arranging spring blooms artfully
I thought I would share a few tips on floral arranging that I have learned over the last 10 or 15 years, from my own experience, and some tips from the local florists I have worked with though weddings and parties. I always aim for simple, and I prefer a natural looking arrangement that isn’t too forced or cutesy. So here are few tips for arranging spring blooms in an artful way.
Less is more when it comes to woody stems, like quince, cherry, and dogwood. Select just three or four sculptural specimens, and use a heavy oblong vase that’s about a third as tall as the branches. Aim for an asymmetrical spray so the branches reach rather than lean.
Stick with a one simple color palette or one type of bloom. Tulips and daffodils are perfect all on there own. Put a old penny in the bottom of your tulip vase to keep them lasting longer. It really works! Choose a clear glass vase, or to dress them up, tarnished silver looks great for a more elegant statement.
Keep it clean. If your on a tight budget, don’t worry. You don’t have to spend a lot to have a nice looking bouquet. One piece of greenery in a glass jar (or a series of them in smaller glass jars) lined up as a centerpiece can be very simple and pretty. Or by choosing something like these all white baby’s breath (which honestly I used to throw away when I would get them in a mixed bouquet ) can be lovely in rustic pitcher all on their own . I love the gray & white. It is so clean looking.
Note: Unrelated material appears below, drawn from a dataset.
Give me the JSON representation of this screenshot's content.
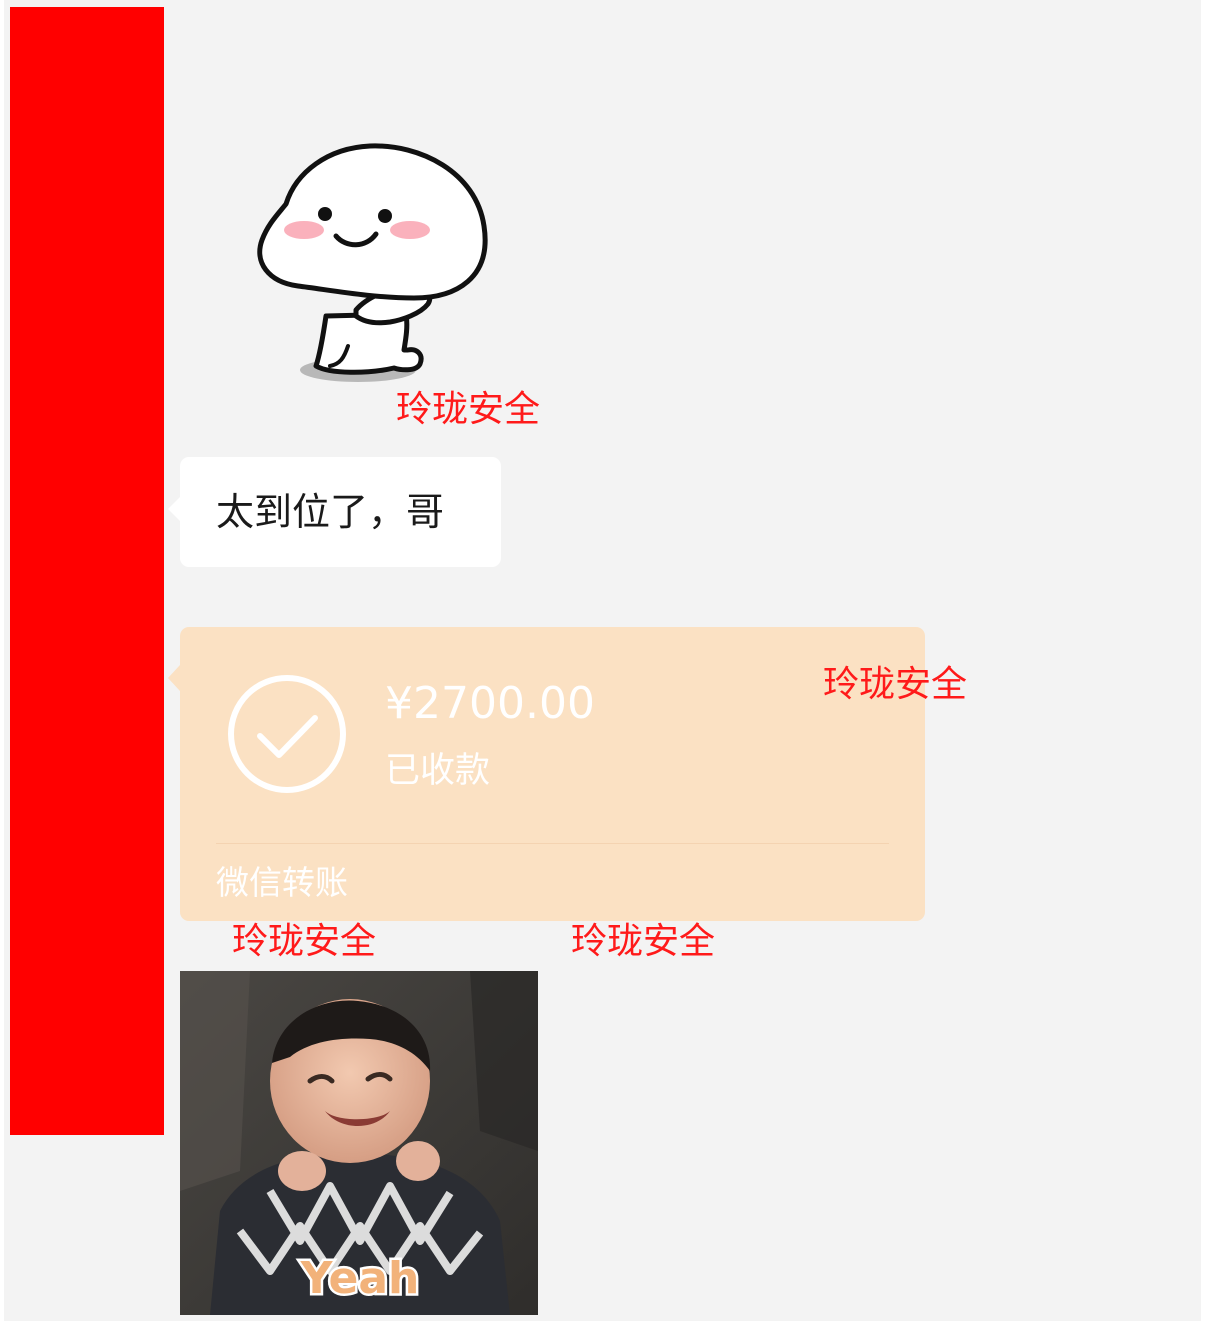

If you can get a nice pair of scissors, like these Japanese ones pictured, it makes it much easier to cut and arrange flowers (they are also gorgeous). I love using simple brown paper I buy at the hardware store or Michaels to wrap the flowers in when I bringing to a friend. If you live in the country or suburb’s you can find so many natural elements just outside, branches like forsythia can be cut forced into blooming with-in a week to add a pop of sun yellow to any room. Lastly, cut ,cut cut! Make sure when you get your flowers you cut them on a diagonal and remove all leaves that are going to be in the water, they will only rot the water in the vase and contaminate it. To keep them lasting longer cut the bottom of the stem about 1/4 ‘ every few days and put cool (not cold) fresh water. A spot of organic dish soap in the water (a teeny tiny bit) can keep them lasting longer too! I know it’s 20 degrees today in Connecticut, but I remain optimistic, and look forward to all the bulbs and lilacs I planted last year. Happy spring!
*some images via